Despite laws being in place, the trade of illegal fuel in Kumbalgodu, Golahalli, Devgere and Manchanbele has spread its roots. Vendors can be seen selling fuel in plastic bottles from their retail shops. Bhaskaran,a delivery agent, regularly buys petrol in a plastic bottle. He said, “As this region is too far from the city, there are fewer fuel stations nearby. In emergencies, when my scooty runs out of fuel, I purchase it from these vendors.
“This is a very common practice all over India, nothing is new about it. Without accessible petrol pumps, people will be involved in these activities,” he added.
Two petrol stations function within three kilometeres of these places. There are nearly seven to eight vendors who sell illegal petrol in plastic bottles. These shops are located within five-kilometre radius of Kumbalgodu police station. The vendors in Devgere and Golahhali sell a one-litre bottle of petrol for Rs. 120. Ramappa B Gutter, Police Inspector, Kaggalipura police station, the jurisdictional police station for these places, stated that they are not aware of any unlawful petrol or diesel sales. “If somebody brings over a documented complaint naming the vendors, we are ready to take action and raid these unlawful sellers,” he said.

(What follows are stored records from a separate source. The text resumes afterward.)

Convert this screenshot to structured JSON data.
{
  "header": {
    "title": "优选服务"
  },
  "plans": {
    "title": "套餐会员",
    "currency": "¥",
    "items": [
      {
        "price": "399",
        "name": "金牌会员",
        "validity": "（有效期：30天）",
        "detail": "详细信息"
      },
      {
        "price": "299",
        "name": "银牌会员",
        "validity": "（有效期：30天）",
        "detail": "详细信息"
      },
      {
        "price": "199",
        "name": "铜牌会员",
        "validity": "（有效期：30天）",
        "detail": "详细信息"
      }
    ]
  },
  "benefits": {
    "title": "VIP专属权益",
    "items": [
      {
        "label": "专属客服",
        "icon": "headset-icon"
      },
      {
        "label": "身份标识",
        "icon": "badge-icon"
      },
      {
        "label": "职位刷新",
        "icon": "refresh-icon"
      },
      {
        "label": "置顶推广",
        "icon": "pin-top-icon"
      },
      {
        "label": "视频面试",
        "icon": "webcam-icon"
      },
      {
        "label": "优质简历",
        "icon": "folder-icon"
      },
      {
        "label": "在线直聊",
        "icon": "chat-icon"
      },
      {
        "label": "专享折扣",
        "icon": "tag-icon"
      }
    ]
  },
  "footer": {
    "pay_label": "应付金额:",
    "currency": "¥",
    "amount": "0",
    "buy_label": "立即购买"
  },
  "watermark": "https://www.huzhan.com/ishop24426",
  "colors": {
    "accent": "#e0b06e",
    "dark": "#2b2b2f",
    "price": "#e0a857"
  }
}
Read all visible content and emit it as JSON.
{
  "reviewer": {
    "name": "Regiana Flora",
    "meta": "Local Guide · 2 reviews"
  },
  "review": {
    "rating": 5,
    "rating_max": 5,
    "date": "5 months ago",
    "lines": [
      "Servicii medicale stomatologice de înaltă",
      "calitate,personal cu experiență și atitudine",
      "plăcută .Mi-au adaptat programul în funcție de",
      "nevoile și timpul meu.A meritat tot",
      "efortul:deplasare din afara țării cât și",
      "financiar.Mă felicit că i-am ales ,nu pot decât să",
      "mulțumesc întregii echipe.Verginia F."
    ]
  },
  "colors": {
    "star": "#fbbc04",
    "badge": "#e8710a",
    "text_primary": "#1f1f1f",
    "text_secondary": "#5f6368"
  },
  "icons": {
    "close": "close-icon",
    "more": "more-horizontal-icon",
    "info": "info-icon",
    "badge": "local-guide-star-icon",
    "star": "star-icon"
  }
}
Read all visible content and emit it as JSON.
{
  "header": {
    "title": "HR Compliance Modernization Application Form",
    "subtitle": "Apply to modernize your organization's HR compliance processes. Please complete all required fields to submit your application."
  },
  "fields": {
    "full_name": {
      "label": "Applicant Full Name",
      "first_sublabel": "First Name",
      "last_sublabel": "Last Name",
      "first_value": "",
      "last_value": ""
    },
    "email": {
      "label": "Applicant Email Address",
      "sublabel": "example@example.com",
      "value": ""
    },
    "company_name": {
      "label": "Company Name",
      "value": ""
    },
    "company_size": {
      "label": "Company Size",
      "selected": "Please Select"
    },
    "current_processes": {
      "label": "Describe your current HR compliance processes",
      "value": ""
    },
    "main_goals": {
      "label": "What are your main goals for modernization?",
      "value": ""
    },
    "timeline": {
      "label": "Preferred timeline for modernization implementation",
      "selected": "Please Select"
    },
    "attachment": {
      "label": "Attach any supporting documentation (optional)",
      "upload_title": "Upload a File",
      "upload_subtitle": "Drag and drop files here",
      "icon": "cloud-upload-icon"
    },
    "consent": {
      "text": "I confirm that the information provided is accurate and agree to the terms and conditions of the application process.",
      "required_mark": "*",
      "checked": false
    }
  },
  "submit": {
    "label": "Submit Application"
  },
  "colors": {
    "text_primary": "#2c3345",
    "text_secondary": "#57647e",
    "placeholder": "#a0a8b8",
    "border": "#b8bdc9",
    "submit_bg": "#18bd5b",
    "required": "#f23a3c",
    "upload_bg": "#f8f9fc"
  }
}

M. Suresh, one of the vendors said, “We generally charge Rs.10-15 extra on current petrol price as our commission. The fuel stations are too far from this village. Therefore, people purchase these petrol bottles in emergencies.” The vendor said he is not aware of any law or any ban on petrol sale in plastic bottles.
The Petroleum Act of 1934 says, selling and storing petrol without a valid licence is a punishable offence. Glass, stoneware, or metal containers should be used to store the fuel. It is also prohibited to store more than 30 litres of petrol without a license.
Advocate Vinaypratap Singh said, “Storage and sale of petrol without license is a non-cognizable offence. The bail can be granted regarding this offence and the punishment is no more than three years in jail.”
Dr. Amit Kumar, a Petroleum Engineer says, “If you put petrol in a plastic bottle that isn’t built to retain harsh products, the petrol will chew through the plastic in a short period of time. It would not only be a disaster and a mess, but it would also be extremely dangerous with petrol on the floor. It has the potential to leak and catch fire. This is why it’s critical to use containers designed for specific uses.”